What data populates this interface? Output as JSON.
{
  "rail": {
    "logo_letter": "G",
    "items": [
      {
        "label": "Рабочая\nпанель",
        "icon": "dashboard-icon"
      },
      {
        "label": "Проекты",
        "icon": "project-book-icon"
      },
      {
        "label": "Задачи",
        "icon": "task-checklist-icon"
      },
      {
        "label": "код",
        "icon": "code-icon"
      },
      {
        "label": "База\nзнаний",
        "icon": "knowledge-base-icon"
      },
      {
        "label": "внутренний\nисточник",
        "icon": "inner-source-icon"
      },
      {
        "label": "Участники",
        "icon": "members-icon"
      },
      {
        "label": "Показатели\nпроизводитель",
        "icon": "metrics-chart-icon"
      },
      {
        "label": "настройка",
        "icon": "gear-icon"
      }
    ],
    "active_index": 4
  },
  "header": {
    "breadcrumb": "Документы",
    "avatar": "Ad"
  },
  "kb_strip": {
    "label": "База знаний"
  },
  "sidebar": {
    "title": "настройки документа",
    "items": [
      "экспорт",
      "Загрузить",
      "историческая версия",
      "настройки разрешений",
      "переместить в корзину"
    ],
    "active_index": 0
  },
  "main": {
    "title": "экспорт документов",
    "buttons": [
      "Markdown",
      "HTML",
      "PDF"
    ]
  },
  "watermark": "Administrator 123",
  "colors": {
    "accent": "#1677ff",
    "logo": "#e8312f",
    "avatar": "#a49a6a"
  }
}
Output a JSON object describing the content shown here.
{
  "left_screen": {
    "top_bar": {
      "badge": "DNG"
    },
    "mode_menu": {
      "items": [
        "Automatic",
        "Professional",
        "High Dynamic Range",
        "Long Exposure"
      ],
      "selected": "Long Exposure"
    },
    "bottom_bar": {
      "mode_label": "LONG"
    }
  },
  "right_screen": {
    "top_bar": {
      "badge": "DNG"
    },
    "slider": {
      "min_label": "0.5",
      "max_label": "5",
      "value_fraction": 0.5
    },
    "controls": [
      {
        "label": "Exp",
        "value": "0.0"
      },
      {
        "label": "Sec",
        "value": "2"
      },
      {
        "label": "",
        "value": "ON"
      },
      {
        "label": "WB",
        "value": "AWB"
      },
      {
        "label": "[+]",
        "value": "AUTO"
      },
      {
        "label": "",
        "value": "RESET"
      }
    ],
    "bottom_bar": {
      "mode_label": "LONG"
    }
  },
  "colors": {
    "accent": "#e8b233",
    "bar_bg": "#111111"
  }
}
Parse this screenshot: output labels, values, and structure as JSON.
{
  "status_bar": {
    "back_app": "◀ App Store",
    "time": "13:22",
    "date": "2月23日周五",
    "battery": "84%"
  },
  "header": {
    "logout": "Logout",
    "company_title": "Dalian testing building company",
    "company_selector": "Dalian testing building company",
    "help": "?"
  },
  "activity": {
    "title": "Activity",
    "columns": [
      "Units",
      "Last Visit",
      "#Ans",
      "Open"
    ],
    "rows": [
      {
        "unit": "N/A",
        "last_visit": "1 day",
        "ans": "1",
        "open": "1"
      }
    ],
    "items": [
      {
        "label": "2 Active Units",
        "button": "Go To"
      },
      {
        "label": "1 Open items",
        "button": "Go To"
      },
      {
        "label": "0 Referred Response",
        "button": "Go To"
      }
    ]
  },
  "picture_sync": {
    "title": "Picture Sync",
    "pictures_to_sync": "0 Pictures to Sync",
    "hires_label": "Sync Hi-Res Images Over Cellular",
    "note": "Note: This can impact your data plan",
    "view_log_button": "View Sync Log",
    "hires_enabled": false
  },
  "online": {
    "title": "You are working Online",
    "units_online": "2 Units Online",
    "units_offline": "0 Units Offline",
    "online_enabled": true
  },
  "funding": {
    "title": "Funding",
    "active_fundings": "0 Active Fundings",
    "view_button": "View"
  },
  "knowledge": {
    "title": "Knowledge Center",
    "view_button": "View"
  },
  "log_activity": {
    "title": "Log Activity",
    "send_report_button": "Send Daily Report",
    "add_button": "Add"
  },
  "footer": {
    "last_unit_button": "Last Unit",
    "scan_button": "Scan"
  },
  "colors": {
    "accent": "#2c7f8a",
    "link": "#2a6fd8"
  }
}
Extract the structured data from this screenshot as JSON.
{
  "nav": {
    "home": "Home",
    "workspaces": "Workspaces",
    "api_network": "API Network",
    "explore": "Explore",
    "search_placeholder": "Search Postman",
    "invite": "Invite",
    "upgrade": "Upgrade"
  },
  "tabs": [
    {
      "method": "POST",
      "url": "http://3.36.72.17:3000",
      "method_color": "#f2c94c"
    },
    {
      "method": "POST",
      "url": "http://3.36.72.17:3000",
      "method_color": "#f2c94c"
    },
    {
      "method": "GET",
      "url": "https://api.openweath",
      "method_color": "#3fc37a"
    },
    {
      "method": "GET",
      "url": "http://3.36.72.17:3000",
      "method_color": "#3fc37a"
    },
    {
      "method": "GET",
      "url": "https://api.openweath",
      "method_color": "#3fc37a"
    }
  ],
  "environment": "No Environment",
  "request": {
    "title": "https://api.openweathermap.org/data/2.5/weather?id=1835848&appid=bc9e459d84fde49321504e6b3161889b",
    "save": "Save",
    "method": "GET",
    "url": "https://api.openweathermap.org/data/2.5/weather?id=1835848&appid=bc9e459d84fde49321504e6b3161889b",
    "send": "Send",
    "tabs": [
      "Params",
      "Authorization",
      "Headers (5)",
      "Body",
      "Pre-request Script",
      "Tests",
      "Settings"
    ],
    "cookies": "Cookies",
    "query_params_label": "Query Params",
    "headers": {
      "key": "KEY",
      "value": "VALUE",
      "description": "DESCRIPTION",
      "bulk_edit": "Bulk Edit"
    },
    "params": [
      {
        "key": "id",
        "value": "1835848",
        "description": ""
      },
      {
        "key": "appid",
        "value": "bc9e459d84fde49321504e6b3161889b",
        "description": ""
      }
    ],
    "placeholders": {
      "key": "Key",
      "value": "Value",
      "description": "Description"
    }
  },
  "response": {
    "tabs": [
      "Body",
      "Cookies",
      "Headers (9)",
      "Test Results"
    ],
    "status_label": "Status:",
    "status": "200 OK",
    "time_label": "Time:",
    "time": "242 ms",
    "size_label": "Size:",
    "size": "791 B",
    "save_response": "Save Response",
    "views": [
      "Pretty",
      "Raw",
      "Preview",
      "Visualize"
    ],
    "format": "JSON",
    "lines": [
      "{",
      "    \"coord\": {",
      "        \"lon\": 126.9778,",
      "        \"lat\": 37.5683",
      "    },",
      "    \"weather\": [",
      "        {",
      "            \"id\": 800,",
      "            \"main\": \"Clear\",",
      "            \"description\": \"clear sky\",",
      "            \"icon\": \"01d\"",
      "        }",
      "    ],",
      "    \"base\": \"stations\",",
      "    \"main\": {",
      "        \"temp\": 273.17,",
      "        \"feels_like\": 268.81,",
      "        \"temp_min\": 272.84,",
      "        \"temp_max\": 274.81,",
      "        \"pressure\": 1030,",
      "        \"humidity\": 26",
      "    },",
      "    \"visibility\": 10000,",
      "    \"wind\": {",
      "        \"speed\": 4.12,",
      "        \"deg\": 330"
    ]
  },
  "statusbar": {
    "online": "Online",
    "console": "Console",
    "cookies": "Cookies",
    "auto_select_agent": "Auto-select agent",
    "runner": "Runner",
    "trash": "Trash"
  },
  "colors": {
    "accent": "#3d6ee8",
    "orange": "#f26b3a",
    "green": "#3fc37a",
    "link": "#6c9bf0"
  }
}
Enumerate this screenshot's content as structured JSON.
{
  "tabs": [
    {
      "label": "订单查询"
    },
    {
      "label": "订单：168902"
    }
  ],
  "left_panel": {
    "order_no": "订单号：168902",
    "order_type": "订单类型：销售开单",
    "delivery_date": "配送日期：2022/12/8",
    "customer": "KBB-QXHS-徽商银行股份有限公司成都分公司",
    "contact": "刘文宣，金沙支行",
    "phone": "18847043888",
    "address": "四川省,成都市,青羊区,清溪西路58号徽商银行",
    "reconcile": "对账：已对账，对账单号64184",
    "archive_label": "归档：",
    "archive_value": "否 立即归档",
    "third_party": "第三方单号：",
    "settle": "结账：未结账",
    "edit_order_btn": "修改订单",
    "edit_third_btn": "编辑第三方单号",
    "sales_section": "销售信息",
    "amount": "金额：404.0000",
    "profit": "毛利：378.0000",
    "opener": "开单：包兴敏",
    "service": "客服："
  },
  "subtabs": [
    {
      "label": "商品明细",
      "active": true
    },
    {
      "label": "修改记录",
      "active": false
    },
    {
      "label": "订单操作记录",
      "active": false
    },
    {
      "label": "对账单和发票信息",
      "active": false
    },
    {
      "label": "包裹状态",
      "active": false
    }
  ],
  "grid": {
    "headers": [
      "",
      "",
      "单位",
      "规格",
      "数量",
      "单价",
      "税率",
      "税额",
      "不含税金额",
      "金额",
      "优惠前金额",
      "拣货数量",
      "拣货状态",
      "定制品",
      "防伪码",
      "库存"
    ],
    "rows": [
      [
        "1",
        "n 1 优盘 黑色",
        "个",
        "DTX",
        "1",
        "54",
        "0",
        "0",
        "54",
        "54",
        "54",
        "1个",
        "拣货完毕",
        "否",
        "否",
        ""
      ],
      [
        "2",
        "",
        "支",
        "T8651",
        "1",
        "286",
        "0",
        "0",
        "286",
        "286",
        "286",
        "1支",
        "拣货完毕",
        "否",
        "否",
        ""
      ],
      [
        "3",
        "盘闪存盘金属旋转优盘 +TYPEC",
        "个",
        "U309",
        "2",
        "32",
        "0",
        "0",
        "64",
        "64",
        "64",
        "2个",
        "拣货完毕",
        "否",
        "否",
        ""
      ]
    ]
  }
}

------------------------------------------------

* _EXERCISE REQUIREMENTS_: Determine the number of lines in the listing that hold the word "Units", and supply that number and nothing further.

* _RESULT FOR THIS EXERCISE_: 4